EXCERPTED DATA:
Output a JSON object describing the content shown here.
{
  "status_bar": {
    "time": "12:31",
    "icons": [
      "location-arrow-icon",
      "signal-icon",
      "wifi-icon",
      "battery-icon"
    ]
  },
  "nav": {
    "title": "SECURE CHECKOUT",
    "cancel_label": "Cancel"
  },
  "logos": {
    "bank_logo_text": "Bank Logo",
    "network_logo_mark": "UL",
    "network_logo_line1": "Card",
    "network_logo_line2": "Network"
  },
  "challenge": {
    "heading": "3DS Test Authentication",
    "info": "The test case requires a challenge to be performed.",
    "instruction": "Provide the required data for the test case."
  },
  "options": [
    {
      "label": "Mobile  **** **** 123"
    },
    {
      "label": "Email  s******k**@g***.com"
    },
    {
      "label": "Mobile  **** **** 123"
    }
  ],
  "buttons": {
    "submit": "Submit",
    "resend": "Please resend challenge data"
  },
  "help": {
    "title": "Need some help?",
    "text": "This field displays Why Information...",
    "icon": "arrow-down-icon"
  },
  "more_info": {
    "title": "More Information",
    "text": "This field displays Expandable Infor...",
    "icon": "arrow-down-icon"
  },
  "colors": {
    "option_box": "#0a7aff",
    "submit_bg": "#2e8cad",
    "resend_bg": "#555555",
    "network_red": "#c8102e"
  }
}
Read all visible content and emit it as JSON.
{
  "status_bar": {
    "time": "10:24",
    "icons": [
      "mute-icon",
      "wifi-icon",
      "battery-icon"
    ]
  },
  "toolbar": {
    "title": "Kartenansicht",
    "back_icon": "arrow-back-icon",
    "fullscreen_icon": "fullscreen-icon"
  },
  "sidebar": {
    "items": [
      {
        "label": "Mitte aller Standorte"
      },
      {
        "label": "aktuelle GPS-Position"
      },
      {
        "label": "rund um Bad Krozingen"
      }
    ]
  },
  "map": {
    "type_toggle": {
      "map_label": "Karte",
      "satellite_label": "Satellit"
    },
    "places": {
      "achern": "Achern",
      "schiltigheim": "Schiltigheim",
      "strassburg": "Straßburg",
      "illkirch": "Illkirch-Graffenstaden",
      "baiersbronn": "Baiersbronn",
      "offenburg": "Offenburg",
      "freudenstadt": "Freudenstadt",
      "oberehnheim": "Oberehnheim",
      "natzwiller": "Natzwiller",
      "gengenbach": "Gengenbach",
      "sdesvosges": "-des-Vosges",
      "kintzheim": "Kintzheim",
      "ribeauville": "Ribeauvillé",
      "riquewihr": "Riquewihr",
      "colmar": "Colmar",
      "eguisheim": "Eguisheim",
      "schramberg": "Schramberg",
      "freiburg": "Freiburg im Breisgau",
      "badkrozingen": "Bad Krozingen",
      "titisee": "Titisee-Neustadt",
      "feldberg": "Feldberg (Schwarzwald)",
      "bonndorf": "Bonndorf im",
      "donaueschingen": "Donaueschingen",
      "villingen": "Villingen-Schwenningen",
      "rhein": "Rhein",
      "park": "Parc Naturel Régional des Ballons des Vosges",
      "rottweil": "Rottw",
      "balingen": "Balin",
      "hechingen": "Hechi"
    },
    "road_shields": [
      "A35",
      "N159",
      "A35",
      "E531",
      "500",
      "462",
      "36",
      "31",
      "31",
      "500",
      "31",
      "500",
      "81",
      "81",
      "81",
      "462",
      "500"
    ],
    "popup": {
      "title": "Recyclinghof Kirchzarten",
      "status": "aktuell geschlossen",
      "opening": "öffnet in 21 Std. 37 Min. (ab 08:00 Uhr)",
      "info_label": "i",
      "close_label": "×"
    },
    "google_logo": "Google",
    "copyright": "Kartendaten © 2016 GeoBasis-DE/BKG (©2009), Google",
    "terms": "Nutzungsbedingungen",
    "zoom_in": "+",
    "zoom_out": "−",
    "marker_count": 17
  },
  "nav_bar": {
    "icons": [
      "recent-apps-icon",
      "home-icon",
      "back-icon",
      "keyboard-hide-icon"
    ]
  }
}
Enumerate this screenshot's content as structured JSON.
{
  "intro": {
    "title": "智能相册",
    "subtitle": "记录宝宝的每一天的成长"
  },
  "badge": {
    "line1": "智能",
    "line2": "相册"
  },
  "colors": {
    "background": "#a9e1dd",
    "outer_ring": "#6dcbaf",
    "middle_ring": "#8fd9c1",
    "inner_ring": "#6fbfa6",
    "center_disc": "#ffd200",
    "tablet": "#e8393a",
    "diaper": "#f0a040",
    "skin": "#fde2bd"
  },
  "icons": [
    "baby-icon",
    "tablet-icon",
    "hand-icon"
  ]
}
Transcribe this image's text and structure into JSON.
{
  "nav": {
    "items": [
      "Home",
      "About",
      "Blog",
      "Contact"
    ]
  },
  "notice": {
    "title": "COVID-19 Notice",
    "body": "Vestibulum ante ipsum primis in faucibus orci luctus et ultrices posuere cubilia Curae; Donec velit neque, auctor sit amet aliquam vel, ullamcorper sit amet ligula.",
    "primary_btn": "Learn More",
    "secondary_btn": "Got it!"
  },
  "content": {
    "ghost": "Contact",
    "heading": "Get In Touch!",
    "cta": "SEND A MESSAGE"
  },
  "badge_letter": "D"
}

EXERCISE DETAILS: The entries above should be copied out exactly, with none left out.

FINAL ANSWER:
Output a JSON object describing the content shown here.
{
  "status_bar": {
    "time": "12:31",
    "icons": [
      "location-arrow-icon",
      "signal-icon",
      "wifi-icon",
      "battery-icon"
    ]
  },
  "nav": {
    "title": "SECURE CHECKOUT",
    "cancel_label": "Cancel"
  },
  "logos": {
    "bank_logo_text": "Bank Logo",
    "network_logo_mark": "UL",
    "network_logo_line1": "Card",
    "network_logo_line2": "Network"
  },
  "challenge": {
    "heading": "3DS Test Authentication",
    "info": "The test case requires a challenge to be performed.",
    "instruction": "Provide the required data for the test case."
  },
  "options": [
    {
      "label": "Mobile  **** **** 123"
    },
    {
      "label": "Email  s******k**@g***.com"
    },
    {
      "label": "Mobile  **** **** 123"
    }
  ],
  "buttons": {
    "submit": "Submit",
    "resend": "Please resend challenge data"
  },
  "help": {
    "title": "Need some help?",
    "text": "This field displays Why Information...",
    "icon": "arrow-down-icon"
  },
  "more_info": {
    "title": "More Information",
    "text": "This field displays Expandable Infor...",
    "icon": "arrow-down-icon"
  },
  "colors": {
    "option_box": "#0a7aff",
    "submit_bg": "#2e8cad",
    "resend_bg": "#555555",
    "network_red": "#c8102e"
  }
}
Read all visible content and emit it as JSON.
{
  "status_bar": {
    "time": "10:24",
    "icons": [
      "mute-icon",
      "wifi-icon",
      "battery-icon"
    ]
  },
  "toolbar": {
    "title": "Kartenansicht",
    "back_icon": "arrow-back-icon",
    "fullscreen_icon": "fullscreen-icon"
  },
  "sidebar": {
    "items": [
      {
        "label": "Mitte aller Standorte"
      },
      {
        "label": "aktuelle GPS-Position"
      },
      {
        "label": "rund um Bad Krozingen"
      }
    ]
  },
  "map": {
    "type_toggle": {
      "map_label": "Karte",
      "satellite_label": "Satellit"
    },
    "places": {
      "achern": "Achern",
      "schiltigheim": "Schiltigheim",
      "strassburg": "Straßburg",
      "illkirch": "Illkirch-Graffenstaden",
      "baiersbronn": "Baiersbronn",
      "offenburg": "Offenburg",
      "freudenstadt": "Freudenstadt",
      "oberehnheim": "Oberehnheim",
      "natzwiller": "Natzwiller",
      "gengenbach": "Gengenbach",
      "sdesvosges": "-des-Vosges",
      "kintzheim": "Kintzheim",
      "ribeauville": "Ribeauvillé",
      "riquewihr": "Riquewihr",
      "colmar": "Colmar",
      "eguisheim": "Eguisheim",
      "schramberg": "Schramberg",
      "freiburg": "Freiburg im Breisgau",
      "badkrozingen": "Bad Krozingen",
      "titisee": "Titisee-Neustadt",
      "feldberg": "Feldberg (Schwarzwald)",
      "bonndorf": "Bonndorf im",
      "donaueschingen": "Donaueschingen",
      "villingen": "Villingen-Schwenningen",
      "rhein": "Rhein",
      "park": "Parc Naturel Régional des Ballons des Vosges",
      "rottweil": "Rottw",
      "balingen": "Balin",
      "hechingen": "Hechi"
    },
    "road_shields": [
      "A35",
      "N159",
      "A35",
      "E531",
      "500",
      "462",
      "36",
      "31",
      "31",
      "500",
      "31",
      "500",
      "81",
      "81",
      "81",
      "462",
      "500"
    ],
    "popup": {
      "title": "Recyclinghof Kirchzarten",
      "status": "aktuell geschlossen",
      "opening": "öffnet in 21 Std. 37 Min. (ab 08:00 Uhr)",
      "info_label": "i",
      "close_label": "×"
    },
    "google_logo": "Google",
    "copyright": "Kartendaten © 2016 GeoBasis-DE/BKG (©2009), Google",
    "terms": "Nutzungsbedingungen",
    "zoom_in": "+",
    "zoom_out": "−",
    "marker_count": 17
  },
  "nav_bar": {
    "icons": [
      "recent-apps-icon",
      "home-icon",
      "back-icon",
      "keyboard-hide-icon"
    ]
  }
}
Enumerate this screenshot's content as structured JSON.
{
  "intro": {
    "title": "智能相册",
    "subtitle": "记录宝宝的每一天的成长"
  },
  "badge": {
    "line1": "智能",
    "line2": "相册"
  },
  "colors": {
    "background": "#a9e1dd",
    "outer_ring": "#6dcbaf",
    "middle_ring": "#8fd9c1",
    "inner_ring": "#6fbfa6",
    "center_disc": "#ffd200",
    "tablet": "#e8393a",
    "diaper": "#f0a040",
    "skin": "#fde2bd"
  },
  "icons": [
    "baby-icon",
    "tablet-icon",
    "hand-icon"
  ]
}
Transcribe this image's text and structure into JSON.
{
  "nav": {
    "items": [
      "Home",
      "About",
      "Blog",
      "Contact"
    ]
  },
  "notice": {
    "title": "COVID-19 Notice",
    "body": "Vestibulum ante ipsum primis in faucibus orci luctus et ultrices posuere cubilia Curae; Donec velit neque, auctor sit amet aliquam vel, ullamcorper sit amet ligula.",
    "primary_btn": "Learn More",
    "secondary_btn": "Got it!"
  },
  "content": {
    "ghost": "Contact",
    "heading": "Get In Touch!",
    "cta": "SEND A MESSAGE"
  },
  "badge_letter": "D"
}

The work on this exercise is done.